Once the types and likelihood of emergencies are identified, the organization should determine the structural integrity of the building(s) where patient care is provided based on the most common types of disasters. For example, if the organization is in an area where hurricanes are likely, are the roof and windows capable of withstanding the storm surge generated by extremely high winds? Are there mechanisms in place to manage the flooding that is likely to occur as a result of the heavy rains that follow a hurricane?

If earthquakes are likely, is the building seismically sound? If utilities such as power and water are disrupted from the earthquake, is there an adequate emergency power system and an alternative water supply? (See also FMS.9.2 and FMS.9.2.1.) As part of the facility analysis, if there is a high probability of an airborne pandemic, are the facilities capable of isolating patients to prevent further spread of the airborne illness? (See also PCI.8.1 and PCI.8.2.)
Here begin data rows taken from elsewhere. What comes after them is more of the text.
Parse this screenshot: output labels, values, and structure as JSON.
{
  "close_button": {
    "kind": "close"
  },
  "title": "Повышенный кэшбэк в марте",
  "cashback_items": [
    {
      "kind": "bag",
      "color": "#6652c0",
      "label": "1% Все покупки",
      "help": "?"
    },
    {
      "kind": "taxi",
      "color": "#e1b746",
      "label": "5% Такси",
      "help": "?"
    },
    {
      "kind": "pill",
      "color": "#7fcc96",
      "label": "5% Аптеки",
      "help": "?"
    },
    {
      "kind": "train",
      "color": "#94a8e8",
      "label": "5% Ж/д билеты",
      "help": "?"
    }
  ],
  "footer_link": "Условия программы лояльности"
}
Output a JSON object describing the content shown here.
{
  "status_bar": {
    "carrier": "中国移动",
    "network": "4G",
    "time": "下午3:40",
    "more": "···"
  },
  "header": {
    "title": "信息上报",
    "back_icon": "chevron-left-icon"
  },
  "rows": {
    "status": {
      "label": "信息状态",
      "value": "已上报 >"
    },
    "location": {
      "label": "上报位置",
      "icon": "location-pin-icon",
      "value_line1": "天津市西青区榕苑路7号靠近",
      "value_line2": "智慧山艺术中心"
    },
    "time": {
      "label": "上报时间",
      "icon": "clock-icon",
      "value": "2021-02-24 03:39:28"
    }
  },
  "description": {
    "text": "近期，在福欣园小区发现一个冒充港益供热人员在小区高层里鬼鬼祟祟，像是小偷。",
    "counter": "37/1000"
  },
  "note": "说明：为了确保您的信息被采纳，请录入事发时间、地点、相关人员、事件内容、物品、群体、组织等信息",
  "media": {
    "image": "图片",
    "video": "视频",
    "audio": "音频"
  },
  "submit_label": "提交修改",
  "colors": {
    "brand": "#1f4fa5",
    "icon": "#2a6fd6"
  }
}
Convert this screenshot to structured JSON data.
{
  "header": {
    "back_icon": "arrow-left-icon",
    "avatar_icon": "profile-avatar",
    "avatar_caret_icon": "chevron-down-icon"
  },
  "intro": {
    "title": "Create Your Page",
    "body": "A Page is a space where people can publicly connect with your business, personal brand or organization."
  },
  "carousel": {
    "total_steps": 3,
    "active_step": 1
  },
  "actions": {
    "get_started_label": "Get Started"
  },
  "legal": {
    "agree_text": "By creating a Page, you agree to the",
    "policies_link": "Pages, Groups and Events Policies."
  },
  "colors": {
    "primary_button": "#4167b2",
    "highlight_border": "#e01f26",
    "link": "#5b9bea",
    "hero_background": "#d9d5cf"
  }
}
The intent of this requirement is for organizations to know their own structural limitations and to begin to develop plans to mitigate these risks over time in order to ensure the safety of their patients and to ensure their availability as a community resource during disasters.

There are tools and websites to help organizations with their planning to meet this requirement. Some examples are:

jci_bookNew Book Helps Hospitals Build a Safe Culture

JCI requirements call for a culture of safety–marked by mutual respect, effective teamwork, psychological safety, learning, and driving continuous improvement--to be present and supported by leadership in all accredited organizations. The second edition of Strategies for Creating, Sustaining, and Improving a Culture of Safety in Health Care expands the idea of “building” a culture of safety by spotlighting the best articles related to this topic from The Joint Commission Journal on Quality and Patient Safety.

These real-world experiences provide tested solutions that health care organizations can use to begin safety culture discussions or adapt to strengthen the existing culture of safety within the organization. Learn more here.

First 2017 JCI Practicum in Singapore 3-7 April
JCI’s first Practicum of the year–and the first to cover JCI’s new 6th edition hospital accreditation standards–will take place in Singapore 3-7 April. This is JCI’s most comprehensive education program: a 5-day immersion in the essential elements of JCI accreditation, patient safety, and continuous improvement. Learn more about the upcoming Practicum here.


Want to see what happens at a JCI Practicum? Click here for an informative video.



Don’t forget: JCI Accreditation Updates are scheduled for March and April and a few openings still remain. Read more about those events here.